** TASK PROMPT **
Your reply should be one number: how many lines of the records below contain the string "label".
** Opening EXERCISE INPUTS block **
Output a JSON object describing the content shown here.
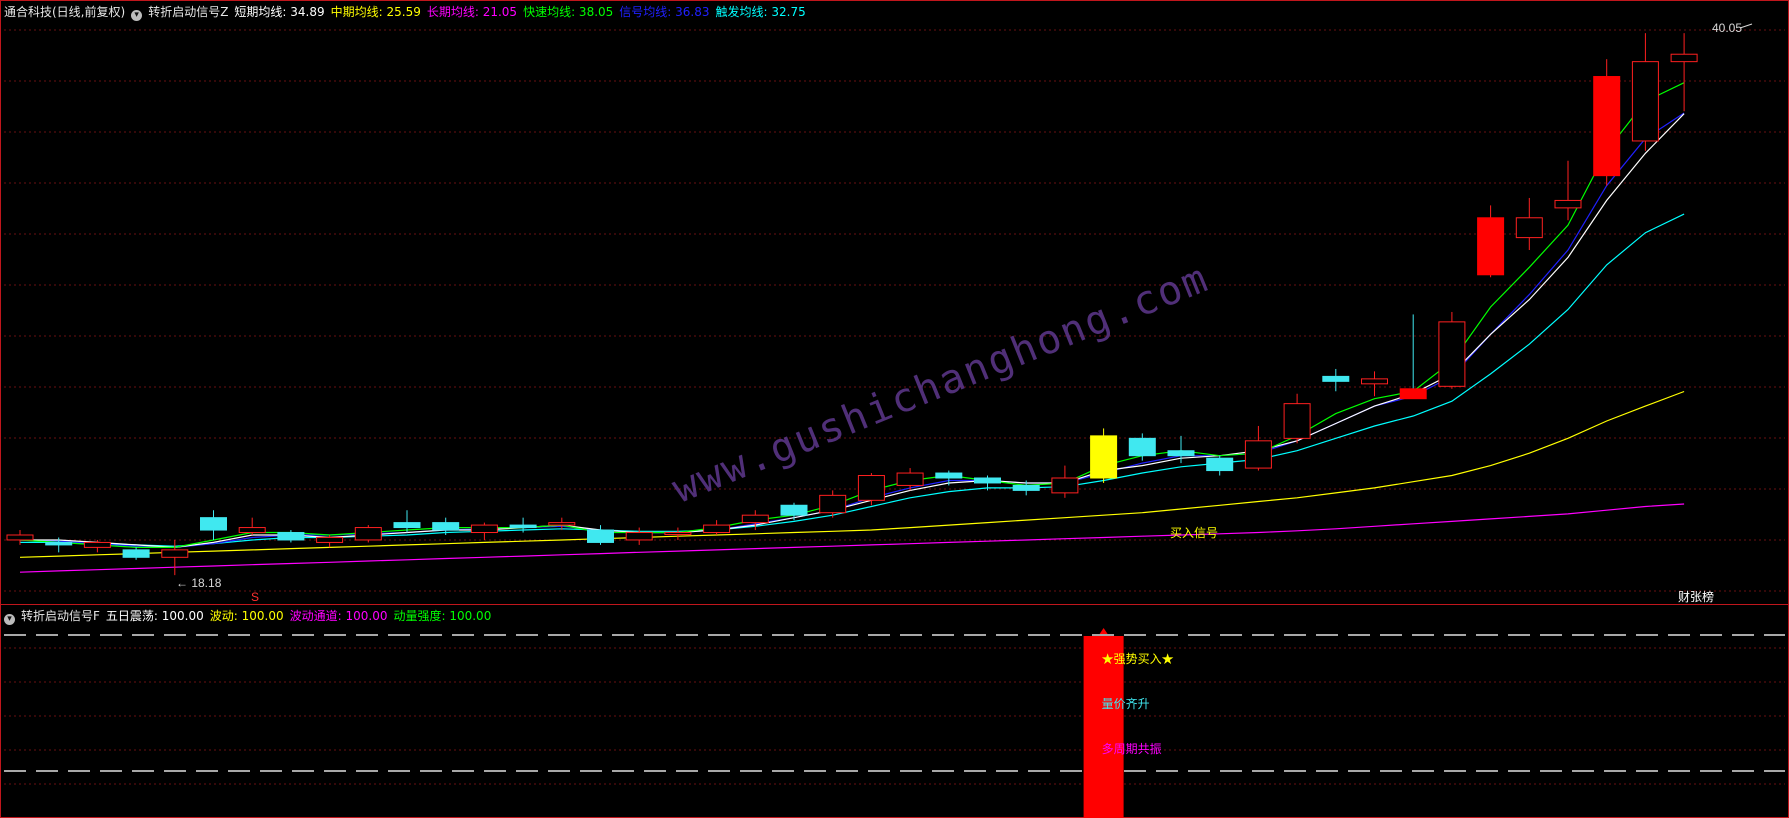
{
  "main_header": {
    "title": "通合科技(日线,前复权)",
    "indicator_name": "转折启动信号Z",
    "items": [
      {
        "label": "短期均线",
        "value": "34.89",
        "color": "#ffffff"
      },
      {
        "label": "中期均线",
        "value": "25.59",
        "color": "#ffff00"
      },
      {
        "label": "长期均线",
        "value": "21.05",
        "color": "#ff00ff"
      },
      {
        "label": "快速均线",
        "value": "38.05",
        "color": "#00ff00"
      },
      {
        "label": "信号均线",
        "value": "36.83",
        "color": "#2020ff"
      },
      {
        "label": "触发均线",
        "value": "32.75",
        "color": "#00ffff"
      }
    ]
  },
  "sub_header": {
    "indicator_name": "转折启动信号F",
    "items": [
      {
        "label": "五日震荡",
        "value": "100.00",
        "color": "#ffffff"
      },
      {
        "label": "波动",
        "value": "100.00",
        "color": "#ffff00"
      },
      {
        "label": "波动通道",
        "value": "100.00",
        "color": "#ff00ff"
      },
      {
        "label": "动量强度",
        "value": "100.00",
        "color": "#00ff00"
      }
    ]
  },
  "annotations": {
    "high_price": "40.05",
    "low_price": "18.18",
    "buy_signal": "买入信号",
    "s_marker": "S",
    "caizhang": "财张榜",
    "strong_buy": "★强势买入★",
    "vol_price": "量价齐升",
    "multi_cycle": "多周期共振"
  },
  "watermark": "www.gushichanghong.com",
  "chart_data": {
    "type": "candlestick",
    "candles": [
      {
        "o": 19.6,
        "c": 19.8,
        "h": 20.0,
        "l": 19.4
      },
      {
        "o": 19.5,
        "c": 19.4,
        "h": 19.7,
        "l": 19.1
      },
      {
        "o": 19.3,
        "c": 19.5,
        "h": 19.6,
        "l": 19.1
      },
      {
        "o": 19.2,
        "c": 18.9,
        "h": 19.3,
        "l": 18.8
      },
      {
        "o": 18.9,
        "c": 19.2,
        "h": 19.6,
        "l": 18.18
      },
      {
        "o": 20.5,
        "c": 20.0,
        "h": 20.8,
        "l": 19.6
      },
      {
        "o": 19.9,
        "c": 20.1,
        "h": 20.5,
        "l": 19.8
      },
      {
        "o": 19.9,
        "c": 19.6,
        "h": 20.0,
        "l": 19.5
      },
      {
        "o": 19.5,
        "c": 19.7,
        "h": 19.8,
        "l": 19.3
      },
      {
        "o": 19.6,
        "c": 20.1,
        "h": 20.2,
        "l": 19.5
      },
      {
        "o": 20.3,
        "c": 20.1,
        "h": 20.8,
        "l": 19.9
      },
      {
        "o": 20.3,
        "c": 20.0,
        "h": 20.5,
        "l": 19.8
      },
      {
        "o": 19.9,
        "c": 20.2,
        "h": 20.3,
        "l": 19.6
      },
      {
        "o": 20.2,
        "c": 20.1,
        "h": 20.5,
        "l": 19.9
      },
      {
        "o": 20.2,
        "c": 20.3,
        "h": 20.5,
        "l": 20.0
      },
      {
        "o": 20.0,
        "c": 19.5,
        "h": 20.2,
        "l": 19.4
      },
      {
        "o": 19.6,
        "c": 19.9,
        "h": 20.1,
        "l": 19.4
      },
      {
        "o": 19.9,
        "c": 19.9,
        "h": 20.1,
        "l": 19.6
      },
      {
        "o": 19.9,
        "c": 20.2,
        "h": 20.4,
        "l": 19.8
      },
      {
        "o": 20.3,
        "c": 20.6,
        "h": 20.8,
        "l": 20.0
      },
      {
        "o": 21.0,
        "c": 20.6,
        "h": 21.1,
        "l": 20.4
      },
      {
        "o": 20.7,
        "c": 21.4,
        "h": 21.6,
        "l": 20.5
      },
      {
        "o": 21.2,
        "c": 22.2,
        "h": 22.3,
        "l": 21.0
      },
      {
        "o": 21.8,
        "c": 22.3,
        "h": 22.5,
        "l": 21.6
      },
      {
        "o": 22.3,
        "c": 22.1,
        "h": 22.4,
        "l": 21.8
      },
      {
        "o": 22.1,
        "c": 21.9,
        "h": 22.2,
        "l": 21.6
      },
      {
        "o": 21.8,
        "c": 21.6,
        "h": 22.0,
        "l": 21.4
      },
      {
        "o": 21.5,
        "c": 22.1,
        "h": 22.6,
        "l": 21.3
      },
      {
        "o": 22.1,
        "c": 23.8,
        "h": 24.1,
        "l": 21.9
      },
      {
        "o": 23.7,
        "c": 23.0,
        "h": 23.9,
        "l": 22.8
      },
      {
        "o": 23.2,
        "c": 23.0,
        "h": 23.8,
        "l": 22.7
      },
      {
        "o": 22.9,
        "c": 22.4,
        "h": 23.0,
        "l": 22.2
      },
      {
        "o": 22.5,
        "c": 23.6,
        "h": 24.2,
        "l": 22.4
      },
      {
        "o": 23.7,
        "c": 25.1,
        "h": 25.5,
        "l": 23.5
      },
      {
        "o": 26.2,
        "c": 26.0,
        "h": 26.5,
        "l": 25.6
      },
      {
        "o": 25.9,
        "c": 26.1,
        "h": 26.4,
        "l": 25.4
      },
      {
        "o": 25.7,
        "c": 25.3,
        "h": 28.7,
        "l": 25.3
      },
      {
        "o": 25.8,
        "c": 28.4,
        "h": 28.8,
        "l": 25.7
      },
      {
        "o": 30.3,
        "c": 32.6,
        "h": 33.1,
        "l": 30.2
      },
      {
        "o": 31.8,
        "c": 32.6,
        "h": 33.4,
        "l": 31.3
      },
      {
        "o": 33.0,
        "c": 33.3,
        "h": 34.9,
        "l": 32.5
      },
      {
        "o": 34.3,
        "c": 38.3,
        "h": 39.0,
        "l": 33.9
      },
      {
        "o": 35.7,
        "c": 38.9,
        "h": 40.05,
        "l": 35.3
      },
      {
        "o": 38.9,
        "c": 39.2,
        "h": 40.05,
        "l": 36.9
      }
    ],
    "ylim": [
      17.5,
      40.5
    ],
    "series": [
      {
        "name": "短期均线",
        "values": [
          19.6,
          19.6,
          19.5,
          19.4,
          19.3,
          19.5,
          19.8,
          19.8,
          19.7,
          19.8,
          19.9,
          20.0,
          20.0,
          20.1,
          20.2,
          20.0,
          19.9,
          19.9,
          20.0,
          20.2,
          20.5,
          20.8,
          21.2,
          21.6,
          21.9,
          22.0,
          21.9,
          21.9,
          22.4,
          22.6,
          22.9,
          23.0,
          23.2,
          23.6,
          24.3,
          25.0,
          25.5,
          26.3,
          27.9,
          29.3,
          31.0,
          33.3,
          35.2,
          36.8
        ]
      },
      {
        "name": "中期均线",
        "values": [
          18.9,
          18.95,
          19.0,
          19.05,
          19.1,
          19.15,
          19.2,
          19.25,
          19.3,
          19.35,
          19.4,
          19.45,
          19.5,
          19.55,
          19.6,
          19.65,
          19.7,
          19.75,
          19.8,
          19.85,
          19.9,
          19.95,
          20.0,
          20.1,
          20.2,
          20.3,
          20.4,
          20.5,
          20.6,
          20.7,
          20.85,
          21.0,
          21.15,
          21.3,
          21.5,
          21.7,
          21.95,
          22.2,
          22.6,
          23.1,
          23.7,
          24.4,
          25.0,
          25.59
        ]
      },
      {
        "name": "长期均线",
        "values": [
          18.3,
          18.35,
          18.4,
          18.45,
          18.5,
          18.55,
          18.6,
          18.65,
          18.7,
          18.75,
          18.8,
          18.85,
          18.9,
          18.95,
          19.0,
          19.05,
          19.1,
          19.15,
          19.2,
          19.25,
          19.3,
          19.35,
          19.4,
          19.45,
          19.5,
          19.55,
          19.6,
          19.65,
          19.7,
          19.75,
          19.8,
          19.85,
          19.9,
          19.97,
          20.05,
          20.15,
          20.25,
          20.35,
          20.45,
          20.55,
          20.65,
          20.8,
          20.95,
          21.05
        ]
      },
      {
        "name": "快速均线",
        "values": [
          19.6,
          19.5,
          19.4,
          19.3,
          19.3,
          19.6,
          19.9,
          19.9,
          19.8,
          19.9,
          20.0,
          20.1,
          20.1,
          20.1,
          20.2,
          19.9,
          19.9,
          19.9,
          20.1,
          20.4,
          20.6,
          21.0,
          21.6,
          22.0,
          22.2,
          22.0,
          21.8,
          21.9,
          22.6,
          23.0,
          23.2,
          23.0,
          23.1,
          23.8,
          24.7,
          25.3,
          25.6,
          26.8,
          29.0,
          30.6,
          32.3,
          35.3,
          37.3,
          38.05
        ]
      },
      {
        "name": "信号均线",
        "values": [
          19.6,
          19.55,
          19.45,
          19.35,
          19.3,
          19.45,
          19.7,
          19.8,
          19.8,
          19.85,
          19.9,
          20.0,
          20.05,
          20.1,
          20.15,
          20.0,
          19.9,
          19.9,
          20.0,
          20.25,
          20.5,
          20.8,
          21.3,
          21.7,
          22.0,
          22.0,
          21.9,
          21.9,
          22.3,
          22.7,
          23.0,
          23.0,
          23.1,
          23.6,
          24.3,
          25.0,
          25.4,
          26.2,
          27.9,
          29.5,
          31.3,
          33.9,
          35.8,
          36.83
        ]
      },
      {
        "name": "触发均线",
        "values": [
          19.5,
          19.5,
          19.45,
          19.4,
          19.35,
          19.45,
          19.6,
          19.7,
          19.7,
          19.75,
          19.8,
          19.9,
          19.95,
          20.0,
          20.05,
          20.0,
          19.95,
          19.95,
          20.0,
          20.15,
          20.35,
          20.6,
          20.95,
          21.3,
          21.55,
          21.7,
          21.7,
          21.75,
          22.0,
          22.3,
          22.55,
          22.7,
          22.85,
          23.2,
          23.7,
          24.2,
          24.6,
          25.2,
          26.3,
          27.5,
          28.9,
          30.7,
          32.0,
          32.75
        ]
      }
    ],
    "sub_chart": {
      "type": "bar",
      "values": [
        0,
        0,
        0,
        0,
        0,
        0,
        0,
        0,
        0,
        0,
        0,
        0,
        0,
        0,
        0,
        0,
        0,
        0,
        0,
        0,
        0,
        0,
        0,
        0,
        0,
        0,
        0,
        0,
        100,
        0,
        0,
        0,
        0,
        0,
        0,
        0,
        0,
        0,
        0,
        0,
        0,
        0,
        0,
        0
      ],
      "ylim": [
        0,
        100
      ],
      "grid": "dashed"
    }
  }
}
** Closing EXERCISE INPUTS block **
** RESULT OF THIS EXERCISE **
10